In Pathshala, we learn about the many aspects and principles of Jainism that can help us lead a Jain way of life. But, it may seem impossible to practice every aspect every day. We live in an environment that is simply different from when and where the practices of Jainism were first taught. As a high school student in America today, I prioritize the three basic principles of Jainism: non-violence, non possessiveness, and non-absolutism, applying them to my own life.
Non-violence can be followed in your thoughts, words, and actions by being humble, compassionate, and forgiving. Being humble means respecting other living beings and thinking of others before yourself. Gandhi is a great example of this; while working to free India from the British, he put the lives of his country before his own life.
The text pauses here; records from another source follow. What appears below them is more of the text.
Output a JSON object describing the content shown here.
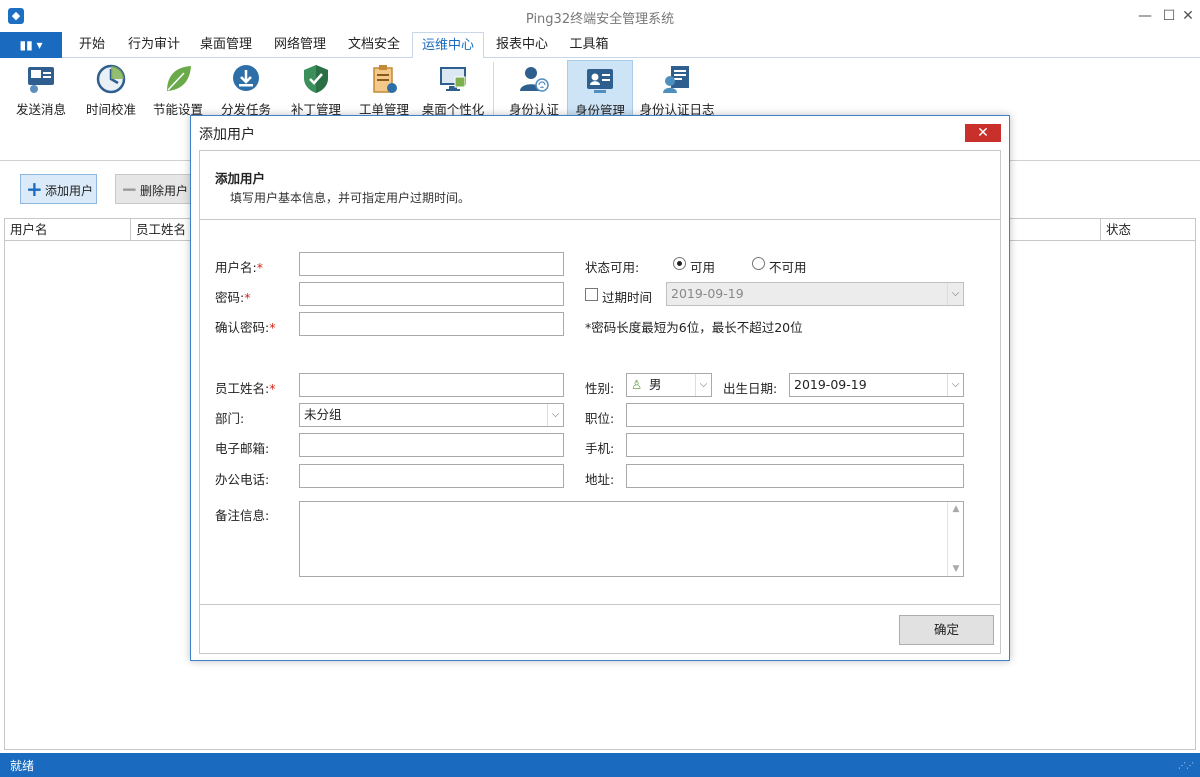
{
  "window": {
    "title": "Ping32终端安全管理系统",
    "minimize": "—",
    "maximize": "☐",
    "close": "✕"
  },
  "menu": {
    "app_button": "▮▮ ▾",
    "tabs": [
      {
        "label": "开始"
      },
      {
        "label": "行为审计"
      },
      {
        "label": "桌面管理"
      },
      {
        "label": "网络管理"
      },
      {
        "label": "文档安全"
      },
      {
        "label": "运维中心"
      },
      {
        "label": "报表中心"
      },
      {
        "label": "工具箱"
      }
    ],
    "active_tab": "运维中心"
  },
  "ribbon": {
    "items": [
      {
        "label": "发送消息",
        "icon": "send-message-icon"
      },
      {
        "label": "时间校准",
        "icon": "clock-icon"
      },
      {
        "label": "节能设置",
        "icon": "leaf-icon"
      },
      {
        "label": "分发任务",
        "icon": "download-icon"
      },
      {
        "label": "补丁管理",
        "icon": "shield-icon"
      },
      {
        "label": "工单管理",
        "icon": "clipboard-icon"
      },
      {
        "label": "桌面个性化",
        "icon": "monitor-icon"
      },
      {
        "label": "身份认证",
        "icon": "fingerprint-user-icon"
      },
      {
        "label": "身份管理",
        "icon": "id-card-icon"
      },
      {
        "label": "身份认证日志",
        "icon": "log-user-icon"
      }
    ],
    "active_item": "身份管理"
  },
  "toolbar": {
    "add_label": "添加用户",
    "delete_label": "删除用户"
  },
  "grid": {
    "columns": [
      "用户名",
      "员工姓名",
      "状态"
    ]
  },
  "statusbar": {
    "text": "就绪"
  },
  "dialog": {
    "title": "添加用户",
    "close": "✕",
    "header_title": "添加用户",
    "header_subtitle": "填写用户基本信息，并可指定用户过期时间。",
    "fields": {
      "username_label": "用户名:",
      "password_label": "密码:",
      "confirm_password_label": "确认密码:",
      "required_mark": "*",
      "status_label": "状态可用:",
      "status_options": [
        "可用",
        "不可用"
      ],
      "status_selected": "可用",
      "expire_label": "过期时间",
      "expire_value": "2019-09-19",
      "password_hint": "*密码长度最短为6位，最长不超过20位",
      "employee_name_label": "员工姓名:",
      "gender_label": "性别:",
      "gender_value": "男",
      "birth_label": "出生日期:",
      "birth_value": "2019-09-19",
      "dept_label": "部门:",
      "dept_value": "未分组",
      "position_label": "职位:",
      "email_label": "电子邮箱:",
      "mobile_label": "手机:",
      "office_phone_label": "办公电话:",
      "address_label": "地址:",
      "remark_label": "备注信息:"
    },
    "ok_label": "确定"
  },
  "colors": {
    "accent": "#1a6bbf",
    "close_red": "#c9302c",
    "active_ribbon": "#cde4f7"
  }
}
Non-violence can also be followed through being compassionate and forgiving. If someone has hurt you in some way, it may be difficult, but it is ultimately beneficial if you can try to understand their feelings and forgive them for what they have done.
In high school, it can be hard to always have a positive attitude, because there are many situations where your first thought isn’t always the happiest; for example, if you get a bad grade or have a big test to study for. It can be frustrating sometimes and you can get angry, but anger doesn’t amount to much. Learning how to control your passions and emotions can help you get back on track. When I have free time, I listen to music, bike, and craft. This helps calm me down and take my mind of the things that are more negative. It allows me to focus and concentrate, studying peacefully, which leads to getting better grades.
Possessiveness is having attachment to worldly objects, both tangible and intangible; non-possessiveness requires letting go of the attachment to these objects. Possessions can lead to violence and stronger passions: anger, deceit, ego, and greed. For example, if you lose or break your phone, you will get upset and be miserable until you either find your phone or a substitute or buy a new one. The cycle could then repeat. Our attachment to technology can also lead to jealousy and greed, because when a new technological advance comes out, we tend to want the newest version. We don’t think about those who can’t even afford these technologies or if we really need them; in this way, we become ungrateful for what we have. While technology is more of a necessity than a possession today, we can try to reduce our attachment to technology by using it only when we really need it.
Our American economy is based onpossessiveness. We believe in a capitalist society where creating more profit and having more wealth is the goal. Non-possessiveness helps me be grateful for what I have and reduce my anger and greed. For instance, at school, it helps lower my jealousy if someone has a possession that someone else has – because I don’t really need it. Just like the principle of nonviolence, non-possessiveness keeps me calm and focused at school and on my studies.
Non-absolutism refers to the tolerance and respect of other people’s views, opinions, and ideas. As there is no one truth, it’s important to acknowledge others’ views on every situation; nobody knows it all. Today, intolerance is prevalent. Jain philosopher John Koller stated this is largely due to the lack of ethics, respect, and knowledge of other beings and cultures. Many times, we simply don’t recognize other perspectives or consider them as important. When in a unfamiliar situation, like going to a new place surrounded by unfamiliar people, try to have an open mind about the place and the people around you. Coming into high school, where many of my classmates are people I’ve never met before, I try to learn more about and learn something from each new person I meet. When working in a group project, I feel that no matter how good you think your idea is, there is always something you can improve about that idea. Listening to others’ ideas can lead you to gain a more comprehensive perspective on your project. Transition Especially when you’re in a disagreement with someone, it’s important to try to understand what the other person is saying, even if you can’t accept their view. Whether you’re in school, at home, or in the workplace, non-absolutism is a beneficial principle for life.